As you conduct research, you are likely to realise that the topic that you have chosen is more complex than you realised when you first defined your research question. The research is still valid even though you are now aware of the greater size and complexity of the problem. A crucial skill of the researcher is to define clearly the boundaries of their research and to stick to them. You may need to refer to wider concerns; to a related field of literature; or to alternative methodology; but you must not be diverted into spending too much time investigating relevant, related, but distinctly separate fields.
Starting to write up your research can be intimidating, but it is essential that you ensure that you have enough time not only to write up your research, but also to review it critically, then spend time editing and improving it. The following tips should help you to make the transition from research to writing:

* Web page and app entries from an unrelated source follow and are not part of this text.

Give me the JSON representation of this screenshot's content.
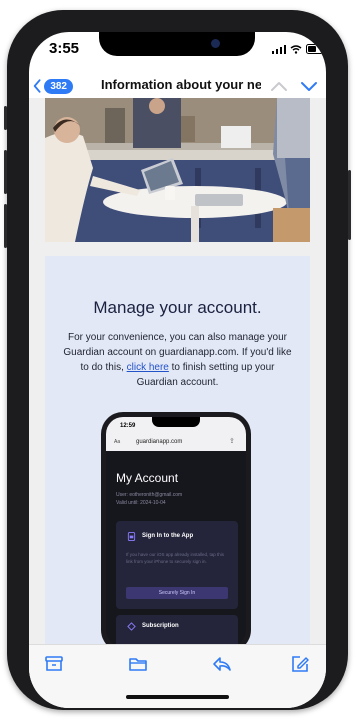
{
  "status_bar": {
    "time": "3:55"
  },
  "nav": {
    "back_count": "382",
    "title": "Information about your ne..."
  },
  "card": {
    "title": "Manage your account.",
    "body_before": "For your convenience, you can also manage your Guardian account on guardianapp.com. If you'd like to do this, ",
    "link": "click here",
    "body_after": " to finish setting up your Guardian account."
  },
  "mini_phone": {
    "time": "12:59",
    "aa": "Aa",
    "url": "guardianapp.com",
    "heading": "My Account",
    "user_line": "User: eotheronith@gmail.com",
    "valid_line": "Valid until: 2024-10-04",
    "signin_title": "Sign In to the App",
    "signin_text": "If you have our iOS app already installed, tap this link from your iPhone to securely sign in.",
    "signin_button": "Securely Sign In",
    "subscription_title": "Subscription"
  },
  "colors": {
    "accent": "#2f7bf6",
    "card_bg": "#e3e8f6",
    "link": "#2353c9"
  },
  "toolbar_icons": [
    "archive-icon",
    "folder-icon",
    "reply-icon",
    "compose-icon"
  ]
}
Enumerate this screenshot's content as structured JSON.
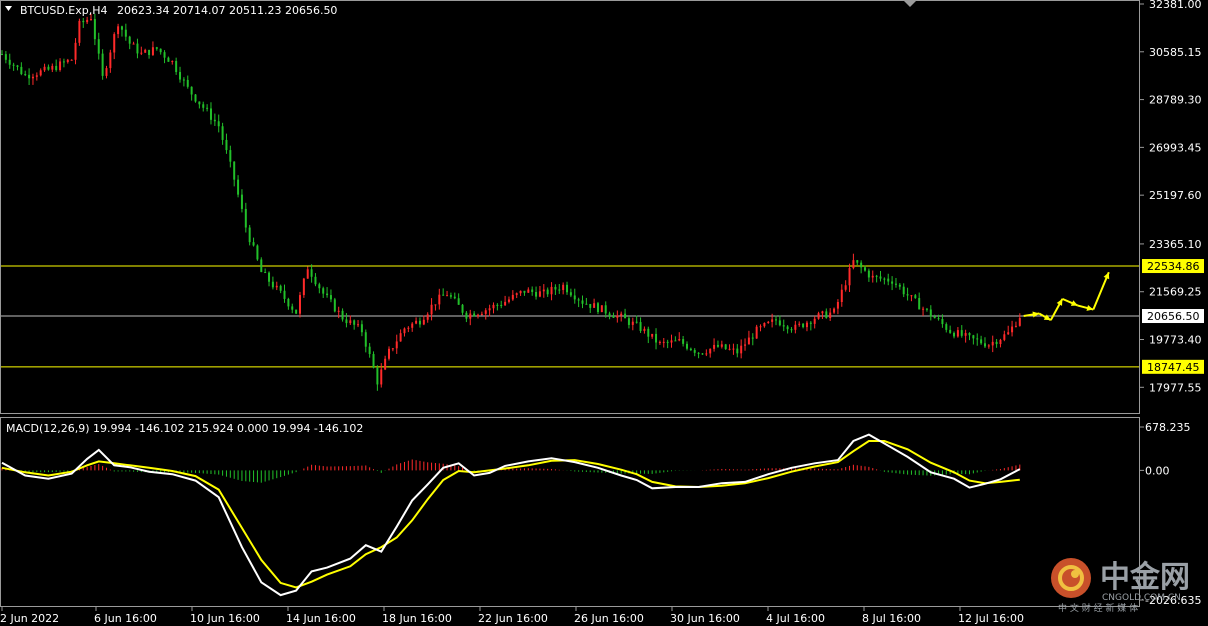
{
  "header": {
    "symbol": "BTCUSD.Exp,H4",
    "ohlc": "20623.34 20714.07 20511.23 20656.50"
  },
  "macd": {
    "label": "MACD(12,26,9) 19.994 -146.102 215.924 0.000 19.994 -146.102",
    "ticks": [
      "678.235",
      "0.00",
      "-2026.635"
    ]
  },
  "watermark": {
    "name": "中金网",
    "domain": "CNGOLD.COM.CN",
    "tagline": "中 文 财 经 新 媒 体"
  },
  "colors": {
    "background": "#000000",
    "bull_candle": "#ff2a2a",
    "bear_candle": "#22c02a",
    "level_line": "#ffff00",
    "current_line": "#c0c0c0",
    "macd_line": "#ffffff",
    "signal_line": "#ffff00",
    "arrow": "#ffff00"
  },
  "chart_data": [
    {
      "type": "candlestick",
      "title": "BTCUSD.Exp,H4",
      "ylim": [
        17200,
        32381
      ],
      "y_ticks": [
        "32381.00",
        "30585.15",
        "28789.30",
        "26993.45",
        "25197.60",
        "23365.10",
        "21569.25",
        "19773.40",
        "17977.55"
      ],
      "x_ticks": [
        "2 Jun 2022",
        "6 Jun 16:00",
        "10 Jun 16:00",
        "14 Jun 16:00",
        "18 Jun 16:00",
        "22 Jun 16:00",
        "26 Jun 16:00",
        "30 Jun 16:00",
        "4 Jul 16:00",
        "8 Jul 16:00",
        "12 Jul 16:00"
      ],
      "levels": [
        {
          "label": "22534.86",
          "value": 22534.86,
          "style": "yellow"
        },
        {
          "label": "20656.50",
          "value": 20656.5,
          "style": "current"
        },
        {
          "label": "18747.45",
          "value": 18747.45,
          "style": "yellow"
        }
      ],
      "price_path": [
        [
          0,
          30500
        ],
        [
          6,
          29700
        ],
        [
          12,
          29900
        ],
        [
          18,
          30300
        ],
        [
          20,
          31600
        ],
        [
          23,
          31900
        ],
        [
          26,
          29600
        ],
        [
          30,
          31700
        ],
        [
          33,
          30900
        ],
        [
          36,
          30500
        ],
        [
          40,
          30700
        ],
        [
          44,
          30200
        ],
        [
          48,
          29200
        ],
        [
          52,
          28500
        ],
        [
          56,
          27800
        ],
        [
          60,
          25800
        ],
        [
          63,
          24000
        ],
        [
          67,
          22300
        ],
        [
          72,
          21500
        ],
        [
          76,
          20800
        ],
        [
          79,
          22500
        ],
        [
          83,
          21500
        ],
        [
          88,
          20600
        ],
        [
          93,
          20100
        ],
        [
          97,
          18200
        ],
        [
          100,
          19300
        ],
        [
          104,
          20200
        ],
        [
          108,
          20500
        ],
        [
          112,
          21200
        ],
        [
          115,
          21500
        ],
        [
          120,
          20700
        ],
        [
          125,
          20900
        ],
        [
          130,
          21200
        ],
        [
          135,
          21600
        ],
        [
          140,
          21500
        ],
        [
          145,
          21800
        ],
        [
          150,
          21200
        ],
        [
          155,
          20900
        ],
        [
          160,
          20600
        ],
        [
          165,
          20200
        ],
        [
          170,
          19600
        ],
        [
          175,
          19700
        ],
        [
          180,
          19300
        ],
        [
          185,
          19500
        ],
        [
          190,
          19300
        ],
        [
          195,
          20100
        ],
        [
          200,
          20500
        ],
        [
          205,
          20200
        ],
        [
          210,
          20600
        ],
        [
          215,
          20800
        ],
        [
          220,
          22700
        ],
        [
          225,
          22100
        ],
        [
          230,
          22000
        ],
        [
          235,
          21300
        ],
        [
          240,
          20700
        ],
        [
          245,
          20100
        ],
        [
          250,
          19800
        ],
        [
          255,
          19600
        ],
        [
          260,
          20000
        ],
        [
          263,
          20656.5
        ]
      ],
      "projection": [
        [
          264,
          20656.5
        ],
        [
          268,
          20750
        ],
        [
          271,
          20500
        ],
        [
          274,
          21300
        ],
        [
          278,
          21050
        ],
        [
          282,
          20900
        ],
        [
          286,
          22300
        ]
      ]
    },
    {
      "type": "line",
      "title": "MACD(12,26,9) 19.994 -146.102 215.924 0.000 19.994 -146.102",
      "ylim": [
        -2026.635,
        678.235
      ],
      "y_ticks": [
        "678.235",
        "0.00",
        "-2026.635"
      ],
      "series": [
        {
          "role": "macd",
          "points": [
            [
              0,
              120
            ],
            [
              6,
              -80
            ],
            [
              12,
              -130
            ],
            [
              18,
              -50
            ],
            [
              22,
              180
            ],
            [
              25,
              320
            ],
            [
              29,
              80
            ],
            [
              33,
              50
            ],
            [
              38,
              -20
            ],
            [
              44,
              -60
            ],
            [
              50,
              -160
            ],
            [
              56,
              -420
            ],
            [
              62,
              -1200
            ],
            [
              67,
              -1750
            ],
            [
              72,
              -1950
            ],
            [
              76,
              -1880
            ],
            [
              80,
              -1580
            ],
            [
              84,
              -1520
            ],
            [
              90,
              -1380
            ],
            [
              94,
              -1170
            ],
            [
              98,
              -1270
            ],
            [
              102,
              -880
            ],
            [
              106,
              -470
            ],
            [
              110,
              -220
            ],
            [
              114,
              40
            ],
            [
              118,
              110
            ],
            [
              122,
              -80
            ],
            [
              126,
              -40
            ],
            [
              130,
              70
            ],
            [
              136,
              140
            ],
            [
              142,
              190
            ],
            [
              148,
              130
            ],
            [
              154,
              40
            ],
            [
              160,
              -80
            ],
            [
              164,
              -150
            ],
            [
              168,
              -280
            ],
            [
              174,
              -260
            ],
            [
              180,
              -260
            ],
            [
              186,
              -200
            ],
            [
              192,
              -180
            ],
            [
              198,
              -60
            ],
            [
              204,
              40
            ],
            [
              210,
              110
            ],
            [
              216,
              160
            ],
            [
              220,
              460
            ],
            [
              224,
              560
            ],
            [
              228,
              420
            ],
            [
              234,
              210
            ],
            [
              240,
              -30
            ],
            [
              246,
              -130
            ],
            [
              250,
              -270
            ],
            [
              254,
              -210
            ],
            [
              258,
              -140
            ],
            [
              263,
              19.994
            ]
          ]
        },
        {
          "role": "signal",
          "points": [
            [
              0,
              40
            ],
            [
              6,
              -30
            ],
            [
              12,
              -80
            ],
            [
              18,
              -20
            ],
            [
              22,
              80
            ],
            [
              25,
              140
            ],
            [
              29,
              110
            ],
            [
              33,
              80
            ],
            [
              38,
              40
            ],
            [
              44,
              -10
            ],
            [
              50,
              -90
            ],
            [
              56,
              -300
            ],
            [
              62,
              -900
            ],
            [
              67,
              -1400
            ],
            [
              72,
              -1760
            ],
            [
              76,
              -1830
            ],
            [
              80,
              -1740
            ],
            [
              84,
              -1630
            ],
            [
              90,
              -1500
            ],
            [
              94,
              -1310
            ],
            [
              98,
              -1200
            ],
            [
              102,
              -1050
            ],
            [
              106,
              -780
            ],
            [
              110,
              -450
            ],
            [
              114,
              -150
            ],
            [
              118,
              -10
            ],
            [
              122,
              -30
            ],
            [
              126,
              0
            ],
            [
              130,
              30
            ],
            [
              136,
              80
            ],
            [
              142,
              150
            ],
            [
              148,
              160
            ],
            [
              154,
              100
            ],
            [
              160,
              10
            ],
            [
              164,
              -60
            ],
            [
              168,
              -180
            ],
            [
              174,
              -250
            ],
            [
              180,
              -260
            ],
            [
              186,
              -240
            ],
            [
              192,
              -200
            ],
            [
              198,
              -120
            ],
            [
              204,
              -20
            ],
            [
              210,
              60
            ],
            [
              216,
              130
            ],
            [
              220,
              300
            ],
            [
              224,
              460
            ],
            [
              228,
              460
            ],
            [
              234,
              330
            ],
            [
              240,
              120
            ],
            [
              246,
              -30
            ],
            [
              250,
              -160
            ],
            [
              254,
              -200
            ],
            [
              258,
              -180
            ],
            [
              263,
              -146.102
            ]
          ]
        }
      ]
    }
  ]
}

- In your research plan you need to specify a time when you are going to stop researching and start writing. You should aim to stick to this plan unless you have a very clear reason why you need to continue your research longer.
- Take a break from your project. When you return, look dispassionately at what you have already achieved and ask yourself the question: ‘Do I need to do more research?’
- Speak to your supervisor about your progress. Ask them whether you still need to collect more data.
Remember that you can not achieve everything in your dissertation. A section where you discuss ‘Further Work’ at the end of your dissertation will show that you are thinking about the implications your work has for the academic community.
PILOT - Writing a research proposal by The Learning Development Department, University of Leicester modified by Marion Kelt, Glasgow Caledonian University is licensed under a Creative Commons Attribution 4.0 International License